In pre-COVID days when I spoke to large audiences, I enjoyed asking groups to raise their hands if they were sales professionals. Usually, only a few hands went up. I then asked, “How many of you are justices of the United States Supreme Court?” After the chuckles subsided, I asked, “How many of you are tenured university professors?” Finally, I would say, “Look, if you’re not a judge appointed for life, and you’re not a professor hired for life, you are probably in sales.
At the very least, you must constantly sell your employer on the idea that you are worth keeping on the payroll.
Selling means helping others see things from a new perspective. Whether you are a dentist or a lawyer, whether you are a bookkeeper, a bartender, or a ballerina, you are in sales. To a large extent, your success is as dependent upon your selling ability as it is upon your basic skill. If you have a job or are looking for a job, you are in sales. If you are a teacher, a pastor or a preacher, you are in sales. And if you are seeking a spouse you are in sales. In other words, in any number of areas of our lives we are all in sales—perhaps even that Supreme Court Justice is.

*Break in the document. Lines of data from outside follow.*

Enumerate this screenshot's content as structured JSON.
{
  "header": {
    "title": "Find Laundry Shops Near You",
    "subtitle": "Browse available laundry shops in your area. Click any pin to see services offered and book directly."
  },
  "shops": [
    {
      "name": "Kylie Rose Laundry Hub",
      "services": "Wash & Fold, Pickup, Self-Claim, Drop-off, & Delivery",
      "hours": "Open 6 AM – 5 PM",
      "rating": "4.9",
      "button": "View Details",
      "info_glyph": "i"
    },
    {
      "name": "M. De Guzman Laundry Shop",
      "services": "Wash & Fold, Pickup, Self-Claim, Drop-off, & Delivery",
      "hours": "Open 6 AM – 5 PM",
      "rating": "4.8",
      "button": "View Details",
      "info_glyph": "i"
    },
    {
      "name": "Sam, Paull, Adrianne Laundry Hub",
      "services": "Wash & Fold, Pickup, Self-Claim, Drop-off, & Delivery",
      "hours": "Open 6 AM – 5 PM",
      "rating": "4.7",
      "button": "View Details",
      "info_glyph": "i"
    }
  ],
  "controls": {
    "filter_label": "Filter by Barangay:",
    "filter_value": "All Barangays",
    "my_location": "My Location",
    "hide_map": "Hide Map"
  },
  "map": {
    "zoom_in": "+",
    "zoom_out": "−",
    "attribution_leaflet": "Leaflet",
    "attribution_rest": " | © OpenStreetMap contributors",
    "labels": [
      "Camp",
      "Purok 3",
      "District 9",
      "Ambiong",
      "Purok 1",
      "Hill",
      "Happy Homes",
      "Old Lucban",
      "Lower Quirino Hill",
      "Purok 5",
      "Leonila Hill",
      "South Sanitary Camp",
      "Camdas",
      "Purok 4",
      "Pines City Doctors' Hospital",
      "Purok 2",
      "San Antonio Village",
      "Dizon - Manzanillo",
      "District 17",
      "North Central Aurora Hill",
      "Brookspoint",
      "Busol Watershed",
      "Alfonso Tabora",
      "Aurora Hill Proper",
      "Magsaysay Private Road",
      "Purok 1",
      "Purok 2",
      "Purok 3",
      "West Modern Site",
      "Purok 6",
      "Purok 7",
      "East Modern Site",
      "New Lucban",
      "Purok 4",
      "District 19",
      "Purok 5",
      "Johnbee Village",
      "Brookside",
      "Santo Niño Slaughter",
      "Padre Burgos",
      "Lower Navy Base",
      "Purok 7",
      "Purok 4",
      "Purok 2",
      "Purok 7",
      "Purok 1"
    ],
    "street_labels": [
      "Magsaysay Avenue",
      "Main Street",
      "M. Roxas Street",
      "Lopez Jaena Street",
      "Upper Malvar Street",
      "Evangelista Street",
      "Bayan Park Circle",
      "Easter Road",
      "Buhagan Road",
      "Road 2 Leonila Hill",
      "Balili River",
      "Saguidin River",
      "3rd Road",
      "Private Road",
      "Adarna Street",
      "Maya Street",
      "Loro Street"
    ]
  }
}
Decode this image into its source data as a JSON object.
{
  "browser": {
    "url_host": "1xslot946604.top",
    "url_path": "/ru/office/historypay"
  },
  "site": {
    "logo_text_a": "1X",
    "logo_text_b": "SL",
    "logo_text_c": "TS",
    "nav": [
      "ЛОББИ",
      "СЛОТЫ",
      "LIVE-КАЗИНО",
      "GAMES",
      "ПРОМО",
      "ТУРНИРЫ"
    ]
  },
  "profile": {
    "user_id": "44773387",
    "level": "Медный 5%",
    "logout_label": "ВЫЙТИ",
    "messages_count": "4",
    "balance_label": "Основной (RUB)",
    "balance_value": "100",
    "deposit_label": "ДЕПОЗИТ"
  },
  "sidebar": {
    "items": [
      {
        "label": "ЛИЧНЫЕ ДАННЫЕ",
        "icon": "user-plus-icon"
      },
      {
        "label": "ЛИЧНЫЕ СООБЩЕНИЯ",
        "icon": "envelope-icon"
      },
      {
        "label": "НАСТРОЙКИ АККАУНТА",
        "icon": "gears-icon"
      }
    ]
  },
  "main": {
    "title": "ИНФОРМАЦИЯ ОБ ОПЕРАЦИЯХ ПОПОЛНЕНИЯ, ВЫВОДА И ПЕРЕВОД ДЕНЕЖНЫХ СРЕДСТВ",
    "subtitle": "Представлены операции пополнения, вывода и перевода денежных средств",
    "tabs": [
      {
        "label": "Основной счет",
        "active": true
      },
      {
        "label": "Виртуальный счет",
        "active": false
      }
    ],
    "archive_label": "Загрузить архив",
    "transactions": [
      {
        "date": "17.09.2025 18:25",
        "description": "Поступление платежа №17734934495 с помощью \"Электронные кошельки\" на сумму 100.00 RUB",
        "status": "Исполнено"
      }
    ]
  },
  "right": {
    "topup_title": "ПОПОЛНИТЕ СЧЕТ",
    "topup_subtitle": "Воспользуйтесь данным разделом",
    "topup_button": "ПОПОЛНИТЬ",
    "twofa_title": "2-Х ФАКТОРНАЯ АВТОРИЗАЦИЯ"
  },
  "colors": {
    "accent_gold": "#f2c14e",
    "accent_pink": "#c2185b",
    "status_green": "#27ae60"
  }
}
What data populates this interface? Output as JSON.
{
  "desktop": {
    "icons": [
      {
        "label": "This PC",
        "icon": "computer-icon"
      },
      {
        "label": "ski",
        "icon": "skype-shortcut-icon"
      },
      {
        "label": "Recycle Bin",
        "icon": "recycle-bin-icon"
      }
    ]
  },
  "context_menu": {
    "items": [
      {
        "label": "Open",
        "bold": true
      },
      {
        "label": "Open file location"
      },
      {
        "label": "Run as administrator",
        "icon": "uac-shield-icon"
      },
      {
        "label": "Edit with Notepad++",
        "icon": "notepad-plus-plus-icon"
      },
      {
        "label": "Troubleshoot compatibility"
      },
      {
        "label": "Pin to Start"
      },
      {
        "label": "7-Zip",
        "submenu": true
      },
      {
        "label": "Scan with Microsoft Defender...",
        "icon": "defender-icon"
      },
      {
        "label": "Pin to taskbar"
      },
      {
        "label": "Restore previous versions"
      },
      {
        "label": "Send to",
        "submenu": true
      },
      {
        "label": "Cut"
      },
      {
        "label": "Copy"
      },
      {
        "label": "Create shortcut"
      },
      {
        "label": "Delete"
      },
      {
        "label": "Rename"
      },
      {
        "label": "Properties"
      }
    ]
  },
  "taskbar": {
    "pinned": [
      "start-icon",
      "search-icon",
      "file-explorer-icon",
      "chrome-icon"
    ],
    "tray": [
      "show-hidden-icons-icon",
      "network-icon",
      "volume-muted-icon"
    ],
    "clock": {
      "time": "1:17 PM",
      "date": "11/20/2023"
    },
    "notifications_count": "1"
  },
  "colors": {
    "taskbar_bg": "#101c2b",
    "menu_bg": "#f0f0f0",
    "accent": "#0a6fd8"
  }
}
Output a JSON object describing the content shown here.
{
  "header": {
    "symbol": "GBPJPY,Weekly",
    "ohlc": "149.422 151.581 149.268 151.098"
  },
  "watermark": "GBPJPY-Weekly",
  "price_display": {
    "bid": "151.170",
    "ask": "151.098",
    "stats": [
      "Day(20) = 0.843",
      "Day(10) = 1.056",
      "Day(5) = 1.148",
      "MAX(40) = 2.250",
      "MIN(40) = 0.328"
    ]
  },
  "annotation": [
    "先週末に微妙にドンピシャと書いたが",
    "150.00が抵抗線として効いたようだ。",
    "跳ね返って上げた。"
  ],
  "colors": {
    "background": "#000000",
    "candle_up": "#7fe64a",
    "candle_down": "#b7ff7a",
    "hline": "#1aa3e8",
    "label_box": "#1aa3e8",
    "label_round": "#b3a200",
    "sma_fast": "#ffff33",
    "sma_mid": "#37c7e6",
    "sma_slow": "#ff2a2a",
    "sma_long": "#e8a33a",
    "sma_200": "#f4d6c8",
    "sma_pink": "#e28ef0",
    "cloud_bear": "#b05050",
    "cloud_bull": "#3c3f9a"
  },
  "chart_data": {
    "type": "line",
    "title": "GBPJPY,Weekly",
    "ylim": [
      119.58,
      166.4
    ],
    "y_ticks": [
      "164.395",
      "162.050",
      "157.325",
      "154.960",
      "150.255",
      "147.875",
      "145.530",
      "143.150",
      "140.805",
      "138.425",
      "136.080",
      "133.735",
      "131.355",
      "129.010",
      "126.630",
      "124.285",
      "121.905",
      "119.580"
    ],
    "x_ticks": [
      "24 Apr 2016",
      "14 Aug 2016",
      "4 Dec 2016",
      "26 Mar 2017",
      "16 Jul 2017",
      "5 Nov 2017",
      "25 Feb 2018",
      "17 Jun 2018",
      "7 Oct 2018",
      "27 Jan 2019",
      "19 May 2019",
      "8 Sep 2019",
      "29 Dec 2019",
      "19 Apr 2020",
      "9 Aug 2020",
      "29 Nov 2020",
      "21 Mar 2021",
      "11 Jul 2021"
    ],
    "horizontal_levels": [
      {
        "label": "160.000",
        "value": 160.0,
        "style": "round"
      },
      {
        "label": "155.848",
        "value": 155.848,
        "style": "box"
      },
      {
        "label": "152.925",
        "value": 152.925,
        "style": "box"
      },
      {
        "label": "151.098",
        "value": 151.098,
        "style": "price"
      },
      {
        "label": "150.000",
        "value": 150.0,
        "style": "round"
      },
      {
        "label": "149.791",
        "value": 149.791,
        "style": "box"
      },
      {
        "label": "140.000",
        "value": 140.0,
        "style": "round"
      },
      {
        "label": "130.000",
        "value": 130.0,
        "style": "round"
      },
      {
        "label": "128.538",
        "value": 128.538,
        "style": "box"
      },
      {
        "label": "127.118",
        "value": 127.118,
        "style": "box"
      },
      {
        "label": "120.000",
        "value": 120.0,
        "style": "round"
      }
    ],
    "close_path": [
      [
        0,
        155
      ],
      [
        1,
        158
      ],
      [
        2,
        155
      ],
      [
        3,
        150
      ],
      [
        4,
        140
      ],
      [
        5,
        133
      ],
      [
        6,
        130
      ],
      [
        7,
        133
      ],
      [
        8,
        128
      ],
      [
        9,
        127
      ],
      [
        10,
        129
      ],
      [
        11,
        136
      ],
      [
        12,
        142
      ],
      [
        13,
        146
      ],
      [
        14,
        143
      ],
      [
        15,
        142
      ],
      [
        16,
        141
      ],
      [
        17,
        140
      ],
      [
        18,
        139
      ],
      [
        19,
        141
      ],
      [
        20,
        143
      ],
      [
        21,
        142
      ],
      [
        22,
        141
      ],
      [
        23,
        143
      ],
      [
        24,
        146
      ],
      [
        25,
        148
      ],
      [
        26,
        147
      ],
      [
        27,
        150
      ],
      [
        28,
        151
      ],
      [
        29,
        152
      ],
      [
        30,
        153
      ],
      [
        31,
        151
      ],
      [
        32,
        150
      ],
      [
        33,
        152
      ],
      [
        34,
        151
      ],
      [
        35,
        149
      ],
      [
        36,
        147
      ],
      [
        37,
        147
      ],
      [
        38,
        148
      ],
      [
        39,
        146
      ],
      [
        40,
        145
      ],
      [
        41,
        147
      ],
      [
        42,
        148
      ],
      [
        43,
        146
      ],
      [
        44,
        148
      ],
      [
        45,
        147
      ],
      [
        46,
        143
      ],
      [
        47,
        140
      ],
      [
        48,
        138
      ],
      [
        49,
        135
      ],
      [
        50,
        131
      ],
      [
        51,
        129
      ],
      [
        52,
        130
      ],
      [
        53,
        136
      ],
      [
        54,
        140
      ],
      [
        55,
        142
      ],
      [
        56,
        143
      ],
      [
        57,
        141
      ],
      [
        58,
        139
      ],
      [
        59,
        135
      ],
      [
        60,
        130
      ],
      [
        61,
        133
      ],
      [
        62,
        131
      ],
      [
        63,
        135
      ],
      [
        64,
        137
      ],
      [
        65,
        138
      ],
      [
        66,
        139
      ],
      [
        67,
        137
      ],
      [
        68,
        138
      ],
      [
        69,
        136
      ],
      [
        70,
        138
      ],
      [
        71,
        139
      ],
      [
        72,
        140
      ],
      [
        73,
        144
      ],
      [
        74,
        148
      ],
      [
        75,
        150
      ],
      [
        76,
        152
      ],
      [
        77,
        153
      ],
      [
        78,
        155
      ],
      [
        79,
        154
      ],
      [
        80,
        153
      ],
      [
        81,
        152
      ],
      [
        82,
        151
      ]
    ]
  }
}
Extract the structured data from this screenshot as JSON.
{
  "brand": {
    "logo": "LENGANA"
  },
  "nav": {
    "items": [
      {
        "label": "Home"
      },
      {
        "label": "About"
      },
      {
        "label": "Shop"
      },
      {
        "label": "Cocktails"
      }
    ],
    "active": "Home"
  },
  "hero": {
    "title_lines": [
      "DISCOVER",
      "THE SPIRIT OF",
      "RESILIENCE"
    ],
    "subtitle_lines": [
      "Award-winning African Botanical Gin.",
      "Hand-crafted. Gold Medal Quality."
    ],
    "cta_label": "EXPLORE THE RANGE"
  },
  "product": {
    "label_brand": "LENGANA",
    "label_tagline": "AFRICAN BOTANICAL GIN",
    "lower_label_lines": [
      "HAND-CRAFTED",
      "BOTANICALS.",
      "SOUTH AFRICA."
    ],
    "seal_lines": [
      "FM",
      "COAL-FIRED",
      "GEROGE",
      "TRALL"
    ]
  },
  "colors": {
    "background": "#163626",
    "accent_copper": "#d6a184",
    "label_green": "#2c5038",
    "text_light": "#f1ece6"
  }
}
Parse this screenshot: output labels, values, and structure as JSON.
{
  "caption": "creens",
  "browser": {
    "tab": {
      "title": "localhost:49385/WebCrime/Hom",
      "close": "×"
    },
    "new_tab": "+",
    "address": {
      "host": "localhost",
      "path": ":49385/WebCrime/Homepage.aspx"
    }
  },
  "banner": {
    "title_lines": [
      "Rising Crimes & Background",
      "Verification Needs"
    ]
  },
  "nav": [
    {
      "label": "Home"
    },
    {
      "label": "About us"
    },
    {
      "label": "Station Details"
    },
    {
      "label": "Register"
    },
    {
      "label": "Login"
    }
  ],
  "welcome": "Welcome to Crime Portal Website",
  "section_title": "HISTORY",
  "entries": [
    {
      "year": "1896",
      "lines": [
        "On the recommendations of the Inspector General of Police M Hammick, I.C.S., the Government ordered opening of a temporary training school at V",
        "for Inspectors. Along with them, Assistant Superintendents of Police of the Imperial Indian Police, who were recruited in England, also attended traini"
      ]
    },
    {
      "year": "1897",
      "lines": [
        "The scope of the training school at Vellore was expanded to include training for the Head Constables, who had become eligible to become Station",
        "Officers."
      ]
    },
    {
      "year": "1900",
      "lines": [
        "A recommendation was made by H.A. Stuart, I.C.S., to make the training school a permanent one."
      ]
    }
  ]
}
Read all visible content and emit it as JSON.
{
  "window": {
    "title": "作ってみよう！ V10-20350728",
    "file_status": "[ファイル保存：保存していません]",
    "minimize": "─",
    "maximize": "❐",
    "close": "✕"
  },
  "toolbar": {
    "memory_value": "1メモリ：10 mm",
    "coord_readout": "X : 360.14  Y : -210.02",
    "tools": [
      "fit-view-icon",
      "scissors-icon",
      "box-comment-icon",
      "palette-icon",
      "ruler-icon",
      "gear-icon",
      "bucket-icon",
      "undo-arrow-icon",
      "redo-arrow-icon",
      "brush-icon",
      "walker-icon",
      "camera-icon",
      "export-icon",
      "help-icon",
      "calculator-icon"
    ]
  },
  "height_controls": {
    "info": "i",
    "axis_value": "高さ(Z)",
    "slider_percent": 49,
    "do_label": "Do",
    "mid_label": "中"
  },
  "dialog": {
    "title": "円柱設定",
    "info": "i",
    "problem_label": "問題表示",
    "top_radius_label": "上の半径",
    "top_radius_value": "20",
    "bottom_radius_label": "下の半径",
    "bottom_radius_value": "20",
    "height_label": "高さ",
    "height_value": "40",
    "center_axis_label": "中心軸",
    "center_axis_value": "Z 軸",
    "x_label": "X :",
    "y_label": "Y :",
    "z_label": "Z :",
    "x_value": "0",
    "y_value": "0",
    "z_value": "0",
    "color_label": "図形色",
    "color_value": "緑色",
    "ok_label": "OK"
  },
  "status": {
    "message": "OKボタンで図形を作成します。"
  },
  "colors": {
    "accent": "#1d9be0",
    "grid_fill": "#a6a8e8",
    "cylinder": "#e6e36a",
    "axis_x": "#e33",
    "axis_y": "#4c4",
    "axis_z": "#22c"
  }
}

Fortunately, ancient Jewish wisdom can help hone your selling ability. Not only can it help, but the prescription doesn’t include spending tens of thousands of dollars on tuition or demand that you have relatives or friends to pave your way. As the famous MetLife study brilliantly conducted by Martin Seligman and many other subsequent studies strongly suggest, optimism is a prerequisite to being successful in sales. But how do you become a more optimistic person?
To answer that question, let’s look at a perplexing piece of Scripture. We first meet Moses as a baby, then we follow him as he matures and seeks out his suffering brethren. We track his escape to the land of Midian where he rescues Jethro’s daughters and becomes a shepherd. We delight as God appears to him and sets him on his life-mission.
Surely Moses must have been confused when, at the very beginning of the plagues that will culminate in the Israelites leaving Egypt, God instructs him to take a back seat and instruct Aaron to turn the Nile River into blood. (Exodus 7:19)
Isn’t Moses to be God’s messenger to Pharaoh? Why does God assign Aaron to bring the plague of blood?
“Gratitude,” answers ancient Jewish wisdom. The Nile carried Moses to safety as an infant. It would show ingratitude to turn that life-saving water into a lifeless stream of blood.
Excuse me? This is a river we’re talking about. Can a river feel shunned? No. That is the entire point! Expressing gratitude does allow those who helped us to feel our appreciation. But it benefits the speaker as much—or more— than the recipient. Among other things, expressing gratitude dramatically increases one’s optimism level.
An article published this year in a National Institute of Health journal noting the correlation between optimism and gratitude stated, “Thus, optimistic people experience more gratitude, which could give more sense to their lives and, in turn, enhance life satisfaction.”
The researchers have the equation back to front. It is not that optimistic people experience more gratitude, it is that grateful people experience more optimism. Working on “being optimistic” is difficult to pin down. But it is simple and clear-cut to work on “being grateful.” Whether you start a gratitude journal or challenge yourself to express gratitude aloud, to God, to each person with whom you interact, or to your nation on a daily basis, there is no more effective way to induce the happy sensation of optimism and hope in our souls than finding opportunities to say, “Thank you!”
Rather than focusing on the deprivation and great losses of the preceding year, the early Pilgrims counted their blessings and gave thanks. Not surprisingly, they embedded in America a sense of boundless optimism. It is no surprise that as their descendants become ungrateful “it’s owed to me” citizens, they are increasingly pessimistic and unhappy.
Wishing all of us a Thanksgiving of first principles, where we remind ourselves multiple times a day of the many things in our lives for which we are grateful.
Did you know that Chanuka is a holiday for “praise and gratitude”?
Its timeless messages are for all humanity.
ON SALE NOW
Festival of Lights: Transform Your 24/7 Existence into a 25/8 Life
|Have you gotten your free ebook?|